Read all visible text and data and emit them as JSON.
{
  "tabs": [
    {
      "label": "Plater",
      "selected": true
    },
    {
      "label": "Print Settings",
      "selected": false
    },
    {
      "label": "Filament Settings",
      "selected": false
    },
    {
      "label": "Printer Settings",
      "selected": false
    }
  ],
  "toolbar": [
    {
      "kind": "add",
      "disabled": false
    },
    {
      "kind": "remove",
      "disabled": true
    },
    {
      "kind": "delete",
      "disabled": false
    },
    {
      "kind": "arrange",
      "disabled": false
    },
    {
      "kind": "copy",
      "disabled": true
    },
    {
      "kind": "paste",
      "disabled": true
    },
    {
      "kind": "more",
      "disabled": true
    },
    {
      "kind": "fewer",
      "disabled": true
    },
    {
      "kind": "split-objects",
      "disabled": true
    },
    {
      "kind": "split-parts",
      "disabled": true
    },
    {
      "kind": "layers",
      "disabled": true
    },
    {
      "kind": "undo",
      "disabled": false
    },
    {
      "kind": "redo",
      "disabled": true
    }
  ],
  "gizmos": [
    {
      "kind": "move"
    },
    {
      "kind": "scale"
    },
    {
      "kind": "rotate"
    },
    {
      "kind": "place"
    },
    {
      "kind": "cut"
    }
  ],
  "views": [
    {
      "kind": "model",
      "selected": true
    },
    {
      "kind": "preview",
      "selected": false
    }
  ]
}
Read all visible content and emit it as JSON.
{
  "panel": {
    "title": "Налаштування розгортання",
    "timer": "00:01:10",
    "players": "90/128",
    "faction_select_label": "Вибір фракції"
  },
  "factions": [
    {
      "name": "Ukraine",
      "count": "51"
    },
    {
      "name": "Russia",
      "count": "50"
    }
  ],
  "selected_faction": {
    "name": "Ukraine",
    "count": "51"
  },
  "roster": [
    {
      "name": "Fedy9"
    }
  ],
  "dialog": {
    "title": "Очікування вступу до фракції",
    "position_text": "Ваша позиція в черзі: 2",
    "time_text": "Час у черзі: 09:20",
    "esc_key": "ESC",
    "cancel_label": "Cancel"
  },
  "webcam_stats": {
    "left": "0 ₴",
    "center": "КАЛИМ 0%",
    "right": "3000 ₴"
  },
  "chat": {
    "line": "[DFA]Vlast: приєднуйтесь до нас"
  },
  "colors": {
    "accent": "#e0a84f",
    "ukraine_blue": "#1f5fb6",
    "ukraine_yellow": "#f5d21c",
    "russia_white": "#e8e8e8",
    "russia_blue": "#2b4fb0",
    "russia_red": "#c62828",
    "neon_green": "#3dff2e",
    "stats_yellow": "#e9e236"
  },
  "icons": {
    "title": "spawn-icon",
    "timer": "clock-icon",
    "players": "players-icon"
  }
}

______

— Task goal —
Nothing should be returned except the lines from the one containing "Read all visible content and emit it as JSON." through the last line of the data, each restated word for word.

— Your response —
Read all visible content and emit it as JSON.
{
  "panel": {
    "title": "Налаштування розгортання",
    "timer": "00:01:10",
    "players": "90/128",
    "faction_select_label": "Вибір фракції"
  },
  "factions": [
    {
      "name": "Ukraine",
      "count": "51"
    },
    {
      "name": "Russia",
      "count": "50"
    }
  ],
  "selected_faction": {
    "name": "Ukraine",
    "count": "51"
  },
  "roster": [
    {
      "name": "Fedy9"
    }
  ],
  "dialog": {
    "title": "Очікування вступу до фракції",
    "position_text": "Ваша позиція в черзі: 2",
    "time_text": "Час у черзі: 09:20",
    "esc_key": "ESC",
    "cancel_label": "Cancel"
  },
  "webcam_stats": {
    "left": "0 ₴",
    "center": "КАЛИМ 0%",
    "right": "3000 ₴"
  },
  "chat": {
    "line": "[DFA]Vlast: приєднуйтесь до нас"
  },
  "colors": {
    "accent": "#e0a84f",
    "ukraine_blue": "#1f5fb6",
    "ukraine_yellow": "#f5d21c",
    "russia_white": "#e8e8e8",
    "russia_blue": "#2b4fb0",
    "russia_red": "#c62828",
    "neon_green": "#3dff2e",
    "stats_yellow": "#e9e236"
  },
  "icons": {
    "title": "spawn-icon",
    "timer": "clock-icon",
    "players": "players-icon"
  }
}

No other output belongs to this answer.